I currently sell furniture at a major company in Michigan. One day I was showing a man a bedroom set for his spare room, and he asked me to figure out the price on the whole group, but he wasn't going to buy it that day. If we know they're not going to buy that day we have to get a second person to try to convince them to buy it then, or at least to give them two people's names to hopefully remember when (if) they come back in. So I got an older man named Bill who has been there about twenty years. Bill chatted him up for a bit while I got the prices written down on my card, and I put Bill's name on the card as well. I handed it to the man, showed him both our names for when he came back, and he said, "Could you write down some identifiers too?" Confused, I said, "Sure," and took the card back. I looked at it for a second and next to Bill's name I wrote, "Older man w/ glasses" and next to my name I wrote, "Young, dark hair" and showed him what I'd written. He looked at it straight-faced and said, "That's great. ...Could you also write down what the furniture looks like?"

We had a male gym teacher in high school who also taught Bible classes, history classes, coached soccer (JV and Varsity, both the boys' and the girls' teams), and was married to the Physics/Chemistry/Earth Science teacher/volleyball coach. Yeah, it was a small school. Seniors babysat their kid in the halls during their afternoon classes. His favorite thing to do was have us play indoor soccer. It didn't take much organization, we all knew the rules, he could sit in the corner and watch videos of the boys' games, and his girls could practice for spring season. I had discovered the awesome and oh-so-cool tearaway pants, and since they were PANTS I didn't see a reason to wear shorts under them. That's just begging to sweat through your underwear and get some serious swass* that you'd have to deal with for the rest of the school-day. BFF Cori told me on a few occasions that I should wear shorts, but I would not. I was going to march to the beat of my own drum, be a unique butterfly that intimidated people and that's why I never got asked out, and other cliches my mom told me during the 9.7 years I was in my awkward stage. While playing indoor soccer one day, I ran after the ball (which meant all eyes were on me), and hooked my thumb between two of the snaps accidentally, thereby revealing to everyone the utility and efficiency of tearaway pants...and also my underwear. I instantly collapsed like a rag doll, desperately trying to reattach a few of the snaps and possibly disappear into the floor as well. Unsure whether to laugh or cry hysterically, I settled for shaky laughter and misty eyes. Unfortunately, our teacher occasionally looked up from his soccer tapes and chose those few minutes as a good time to check in on our game. We didn't make eye contact for a week.

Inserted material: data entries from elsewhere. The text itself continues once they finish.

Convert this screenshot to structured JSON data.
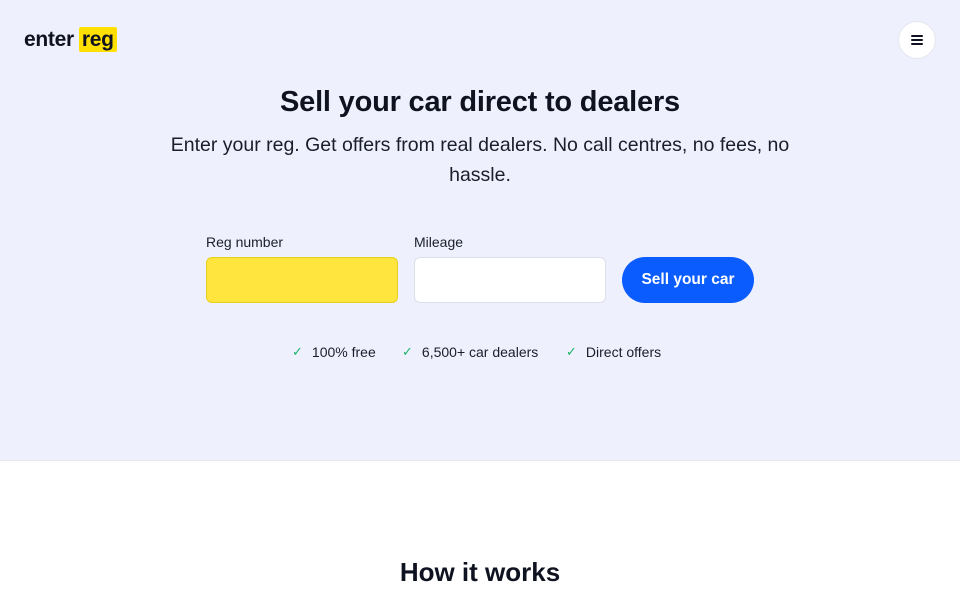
{
  "header": {
    "logo_text_plain": "enter",
    "logo_text_highlight": "reg",
    "menu_icon": "hamburger-menu-icon"
  },
  "hero": {
    "title": "Sell your car direct to dealers",
    "subtitle": "Enter your reg. Get offers from real dealers. No call centres, no fees, no hassle.",
    "form": {
      "reg_label": "Reg number",
      "reg_value": "",
      "mileage_label": "Mileage",
      "mileage_value": "",
      "submit_label": "Sell your car"
    },
    "features": [
      {
        "icon": "check-icon",
        "label": "100% free"
      },
      {
        "icon": "check-icon",
        "label": "6,500+ car dealers"
      },
      {
        "icon": "check-icon",
        "label": "Direct offers"
      }
    ]
  },
  "how_it_works": {
    "title": "How it works"
  },
  "colors": {
    "hero_background": "#eef1fd",
    "brand_yellow": "#ffe000",
    "reg_input_yellow": "#ffe53d",
    "primary_blue": "#0a5cff",
    "check_green": "#1db36b",
    "text_dark": "#0f1220"
  }
}
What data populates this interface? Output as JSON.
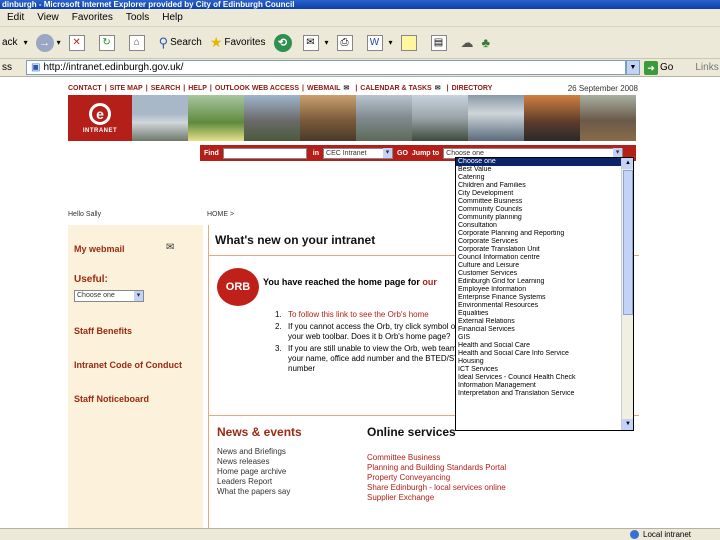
{
  "window": {
    "title": "dinburgh - Microsoft Internet Explorer provided by City of Edinburgh Council"
  },
  "menubar": {
    "items": [
      "Edit",
      "View",
      "Favorites",
      "Tools",
      "Help"
    ]
  },
  "toolbar": {
    "back_label": "ack",
    "search_label": "Search",
    "favorites_label": "Favorites"
  },
  "address": {
    "label": "ss",
    "url": "http://intranet.edinburgh.gov.uk/",
    "go_label": "Go",
    "links_label": "Links"
  },
  "site": {
    "nav": [
      "CONTACT",
      "SITE MAP",
      "SEARCH",
      "HELP",
      "OUTLOOK WEB ACCESS",
      "WEBMAIL",
      "CALENDAR & TASKS",
      "DIRECTORY"
    ],
    "date": "26 September 2008",
    "logo_text": "INTRANET",
    "logo_letter": "e",
    "search": {
      "find_label": "Find",
      "in_label": "in",
      "scope_value": "CEC Intranet",
      "go_label": "GO",
      "jump_label": "Jump to",
      "jump_value": "Choose one"
    },
    "greeting": "Hello Sally",
    "breadcrumb": "HOME >",
    "sidebar": {
      "webmail": "My webmail",
      "useful_heading": "Useful:",
      "useful_select": "Choose one",
      "links": [
        "Staff Benefits",
        "Intranet Code of Conduct",
        "Staff Noticeboard"
      ]
    },
    "main": {
      "title": "What's new on your intranet",
      "orb_logo": "ORB",
      "orb_text_prefix": "You have reached the home page for ",
      "orb_text_suffix": "our",
      "steps": [
        {
          "num": "1.",
          "text": "To follow this link to see the Orb's home"
        },
        {
          "num": "2.",
          "text": "If you cannot access the Orb, try click symbol on your web toolbar. Does it b Orb's home page?"
        },
        {
          "num": "3.",
          "text": "If you are still unable to view the Orb, web team with your name, office add number and the BTED/SYTA number"
        }
      ],
      "news_title": "News & events",
      "news_items": [
        "News and Briefings",
        "News releases",
        "Home page archive",
        "Leaders Report",
        "What the papers say"
      ],
      "online_title": "Online services",
      "online_items": [
        "Committee Business",
        "Planning and Building Standards Portal",
        "Property Conveyancing",
        "Share Edinburgh - local services online",
        "Supplier Exchange"
      ]
    },
    "dropdown": {
      "options": [
        "Choose one",
        "Best Value",
        "Catering",
        "Children and Families",
        "City Development",
        "Committee Business",
        "Community Councils",
        "Community planning",
        "Consultation",
        "Corporate Planning and Reporting",
        "Corporate Services",
        "Corporate Translation Unit",
        "Council Information centre",
        "Culture and Leisure",
        "Customer Services",
        "Edinburgh Grid for Learning",
        "Employee Information",
        "Enterprise Finance Systems",
        "Environmental Resources",
        "Equalities",
        "External Relations",
        "Financial Services",
        "GIS",
        "Health and Social Care",
        "Health and Social Care Info Service",
        "Housing",
        "ICT Services",
        "Ideal Services - Council Health Check",
        "Information Management",
        "Interpretation and Translation Service"
      ]
    }
  },
  "status": {
    "zone": "Local intranet"
  }
}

*Update: I realize I never explained "swass." This is what my coworker Tom affectionately calls "swamp ass," or the point in the day when you're sweating enough that your damp underwear begins to chafe your buttocks. And it's very uncomfortable. And apparently he gets it a lot at work. Because he sweats like my mom during a hot flash.